**INSTRUCTIONS FOR THE TASK:**
Show all lines of the listing that contain the word "label".
┏━━
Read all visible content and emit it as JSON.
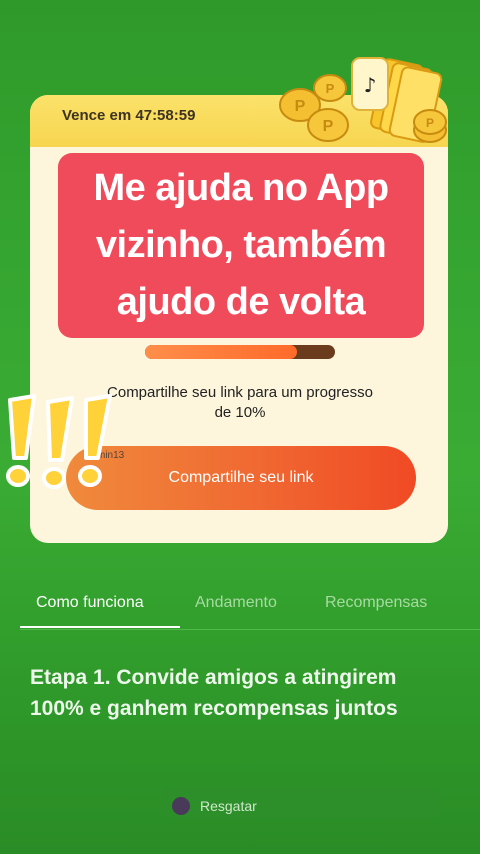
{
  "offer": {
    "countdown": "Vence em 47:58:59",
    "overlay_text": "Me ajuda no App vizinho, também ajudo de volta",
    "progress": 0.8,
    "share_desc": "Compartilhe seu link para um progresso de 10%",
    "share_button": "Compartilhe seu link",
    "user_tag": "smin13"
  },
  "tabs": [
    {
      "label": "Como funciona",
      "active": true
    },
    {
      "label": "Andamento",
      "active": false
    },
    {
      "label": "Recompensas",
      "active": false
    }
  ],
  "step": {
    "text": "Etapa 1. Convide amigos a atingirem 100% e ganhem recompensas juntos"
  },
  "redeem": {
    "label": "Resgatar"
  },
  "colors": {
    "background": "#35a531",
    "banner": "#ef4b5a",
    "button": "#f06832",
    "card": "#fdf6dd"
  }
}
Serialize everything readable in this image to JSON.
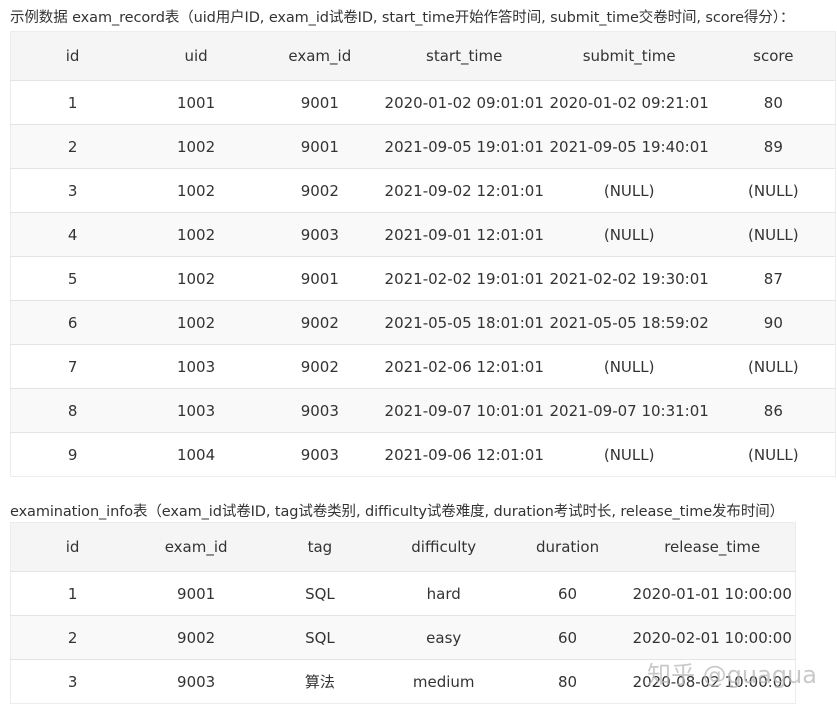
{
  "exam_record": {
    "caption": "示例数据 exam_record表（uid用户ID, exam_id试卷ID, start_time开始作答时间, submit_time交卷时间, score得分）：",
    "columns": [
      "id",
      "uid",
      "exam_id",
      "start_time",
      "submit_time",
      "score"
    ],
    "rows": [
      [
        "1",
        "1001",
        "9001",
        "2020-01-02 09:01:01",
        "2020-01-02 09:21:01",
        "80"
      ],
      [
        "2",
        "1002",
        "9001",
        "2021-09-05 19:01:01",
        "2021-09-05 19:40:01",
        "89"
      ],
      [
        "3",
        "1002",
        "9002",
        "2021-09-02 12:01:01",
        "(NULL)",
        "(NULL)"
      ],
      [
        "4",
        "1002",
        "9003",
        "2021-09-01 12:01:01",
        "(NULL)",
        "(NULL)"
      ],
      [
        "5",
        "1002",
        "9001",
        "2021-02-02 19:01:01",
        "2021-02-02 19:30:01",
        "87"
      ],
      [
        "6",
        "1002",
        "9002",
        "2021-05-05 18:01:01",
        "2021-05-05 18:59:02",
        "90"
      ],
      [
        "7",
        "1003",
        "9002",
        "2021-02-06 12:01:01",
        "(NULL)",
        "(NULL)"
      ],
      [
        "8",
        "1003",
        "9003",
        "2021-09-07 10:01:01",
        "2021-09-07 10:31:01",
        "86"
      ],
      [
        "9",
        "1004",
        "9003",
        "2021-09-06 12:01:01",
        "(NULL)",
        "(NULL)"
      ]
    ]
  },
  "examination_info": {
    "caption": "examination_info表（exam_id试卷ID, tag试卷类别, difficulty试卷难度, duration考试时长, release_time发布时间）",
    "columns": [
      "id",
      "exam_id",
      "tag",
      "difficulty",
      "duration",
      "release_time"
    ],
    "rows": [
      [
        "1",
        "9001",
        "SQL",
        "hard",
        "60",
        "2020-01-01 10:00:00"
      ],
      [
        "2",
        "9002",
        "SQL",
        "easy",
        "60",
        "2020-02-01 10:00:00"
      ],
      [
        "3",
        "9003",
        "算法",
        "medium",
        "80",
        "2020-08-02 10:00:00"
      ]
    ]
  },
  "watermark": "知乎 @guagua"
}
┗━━
**OUTPUT BELOW:**
      "label": "Como funciona",
      "label": "Andamento",
      "label": "Recompensas",
    "label": "Resgatar"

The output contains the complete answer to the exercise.